Category of question Questions to ask (on the basis of the learning inputs) Levels *In terms of * Response expected HighLowOpenClosed Knowledge Comprehension Application Analysis Synthesis Evaluation Develop students various thinking skills through purposeful use of different types of questions Teaching / Learning objectives Use of questions of different abstraction levels (Blooms taxonomy) Recall information Understand info. Retrieve & use skills/info. Identify / recognise Create new from learned Assess & discriminate Back
? Students incorrect answers mean teachers failure to teach properly or effectively. keeping use of questions to minimum avoiding addressing questions to students with limited language ability ? Reflection: an important source of information for assessing learning and teaching shouldnt be avoided Misconception:
Informing teaching and learning students responses inform teachers effectively of ss learning difficulties and progress should be handled accordingly: feedback can be in the form of follow-up questions applying probing, refocussing, redirecting and rephrasing allow teachers the chance to revise or adjust their teaching
? The teacher is the sole person responsible for evaluation and assessment. Students dont need to learn how to evaluate or assess themselves. ? Misconception: Reflection: need to develop students reflective skills - exercise judgment about the content and the processes of learning.
Developing reflective skills 1.Share learning goals – Discuss assessment criteria and how the criteria can be met in practice – Give students diagnostic and corrective feedback on how to achieve the learning goals and improve themselves
Developing reflective skills 2.Promote self or peer assessment – Enable students to recognise progress in their work, skills, knowledge and understanding – Encourage students to take responsibility for their own learning by providing opportunities for them to describe the judgments they make in relation to their progress
Students change Students participate actively in an interactive, student-centred learning environment.
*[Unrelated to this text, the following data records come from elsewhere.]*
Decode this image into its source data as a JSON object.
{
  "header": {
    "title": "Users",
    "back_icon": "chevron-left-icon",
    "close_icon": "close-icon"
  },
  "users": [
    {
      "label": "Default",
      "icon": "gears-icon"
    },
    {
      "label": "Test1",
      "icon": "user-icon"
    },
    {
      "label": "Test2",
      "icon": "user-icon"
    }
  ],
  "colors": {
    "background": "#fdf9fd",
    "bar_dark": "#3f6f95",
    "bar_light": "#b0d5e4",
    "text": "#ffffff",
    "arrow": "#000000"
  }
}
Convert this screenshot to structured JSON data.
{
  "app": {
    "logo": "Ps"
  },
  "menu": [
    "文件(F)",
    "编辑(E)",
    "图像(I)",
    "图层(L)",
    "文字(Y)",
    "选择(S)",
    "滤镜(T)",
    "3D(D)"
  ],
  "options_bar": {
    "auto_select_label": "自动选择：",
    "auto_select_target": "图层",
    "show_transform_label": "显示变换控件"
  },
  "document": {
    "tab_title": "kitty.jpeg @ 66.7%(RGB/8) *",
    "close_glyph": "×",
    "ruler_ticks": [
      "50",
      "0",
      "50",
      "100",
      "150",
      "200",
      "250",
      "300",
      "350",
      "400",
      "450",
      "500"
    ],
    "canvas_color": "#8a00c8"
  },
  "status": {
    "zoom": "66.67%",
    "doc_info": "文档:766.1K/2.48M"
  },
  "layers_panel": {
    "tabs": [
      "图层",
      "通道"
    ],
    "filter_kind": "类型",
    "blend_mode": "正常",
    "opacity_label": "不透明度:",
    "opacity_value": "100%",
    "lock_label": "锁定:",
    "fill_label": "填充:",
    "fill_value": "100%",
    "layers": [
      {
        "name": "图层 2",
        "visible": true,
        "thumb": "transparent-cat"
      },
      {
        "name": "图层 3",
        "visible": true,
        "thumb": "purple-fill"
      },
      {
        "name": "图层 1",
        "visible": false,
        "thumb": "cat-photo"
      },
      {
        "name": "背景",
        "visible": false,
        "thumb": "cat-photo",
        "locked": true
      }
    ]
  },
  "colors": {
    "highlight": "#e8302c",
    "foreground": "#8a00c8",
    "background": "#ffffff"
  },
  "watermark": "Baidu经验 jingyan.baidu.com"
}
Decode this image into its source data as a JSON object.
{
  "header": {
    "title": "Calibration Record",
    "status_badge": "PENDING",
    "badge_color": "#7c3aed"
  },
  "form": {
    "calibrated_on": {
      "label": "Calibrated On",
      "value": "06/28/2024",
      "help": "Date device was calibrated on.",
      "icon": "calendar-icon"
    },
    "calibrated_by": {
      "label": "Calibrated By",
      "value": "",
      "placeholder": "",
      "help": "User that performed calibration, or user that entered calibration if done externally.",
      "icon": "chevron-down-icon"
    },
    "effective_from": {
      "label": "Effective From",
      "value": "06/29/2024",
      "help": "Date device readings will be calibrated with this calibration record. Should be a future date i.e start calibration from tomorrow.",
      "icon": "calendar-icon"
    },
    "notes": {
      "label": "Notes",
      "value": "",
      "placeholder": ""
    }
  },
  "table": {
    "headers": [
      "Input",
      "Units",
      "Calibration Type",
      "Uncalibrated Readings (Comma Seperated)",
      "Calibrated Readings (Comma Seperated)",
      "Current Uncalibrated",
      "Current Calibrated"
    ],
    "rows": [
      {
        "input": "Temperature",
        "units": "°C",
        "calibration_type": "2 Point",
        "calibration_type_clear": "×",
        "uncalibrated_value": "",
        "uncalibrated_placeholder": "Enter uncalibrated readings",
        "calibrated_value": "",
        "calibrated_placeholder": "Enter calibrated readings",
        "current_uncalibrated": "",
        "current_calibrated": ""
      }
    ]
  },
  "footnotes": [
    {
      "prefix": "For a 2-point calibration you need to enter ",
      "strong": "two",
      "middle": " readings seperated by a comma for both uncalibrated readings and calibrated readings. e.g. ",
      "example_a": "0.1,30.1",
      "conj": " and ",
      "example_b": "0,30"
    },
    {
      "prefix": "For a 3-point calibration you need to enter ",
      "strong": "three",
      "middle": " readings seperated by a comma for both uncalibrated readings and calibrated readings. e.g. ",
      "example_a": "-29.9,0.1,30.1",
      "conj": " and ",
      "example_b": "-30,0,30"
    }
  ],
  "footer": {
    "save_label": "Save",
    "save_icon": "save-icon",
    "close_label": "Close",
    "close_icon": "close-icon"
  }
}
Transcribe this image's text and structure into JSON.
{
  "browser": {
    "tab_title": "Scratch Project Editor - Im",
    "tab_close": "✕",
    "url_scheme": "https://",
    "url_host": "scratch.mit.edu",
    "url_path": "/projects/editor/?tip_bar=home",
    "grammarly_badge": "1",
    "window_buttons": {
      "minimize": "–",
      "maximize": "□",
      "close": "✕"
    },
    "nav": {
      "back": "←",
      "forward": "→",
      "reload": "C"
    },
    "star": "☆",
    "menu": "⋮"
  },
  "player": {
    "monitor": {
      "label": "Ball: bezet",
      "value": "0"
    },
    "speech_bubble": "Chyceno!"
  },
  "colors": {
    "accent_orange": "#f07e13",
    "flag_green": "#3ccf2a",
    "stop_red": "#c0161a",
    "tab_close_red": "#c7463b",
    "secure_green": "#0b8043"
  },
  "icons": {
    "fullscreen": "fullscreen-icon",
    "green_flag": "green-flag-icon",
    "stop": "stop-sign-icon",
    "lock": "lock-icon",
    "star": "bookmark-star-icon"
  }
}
Students have developed their communication skills, creativity and critical thinking skills. Students have learnt how to reflect on their learning.
Skills demonstrated in asking questions : Have I asked questions which are at an appropriate level for the materials being covered? Did the questions I asked serve the intended teaching objectives? Have I asked questions which required students to think at different intellectual levels?
Skills demonstrated in phrasing questions and handling students responses: Have I allowed adequate, appropriate wait- time after posing questions in class? Have I reinforced students responses positively and effectively? Have I given students effective feedback which helps/guides them to reflect on their learning?
Overall reflection: What specific problems have I encountered when asking questions or giving feedback during lessons? What are the strengths and weaknesses of my techniques for questioning and giving feedback? How can I improve my questioning and feedback techniques?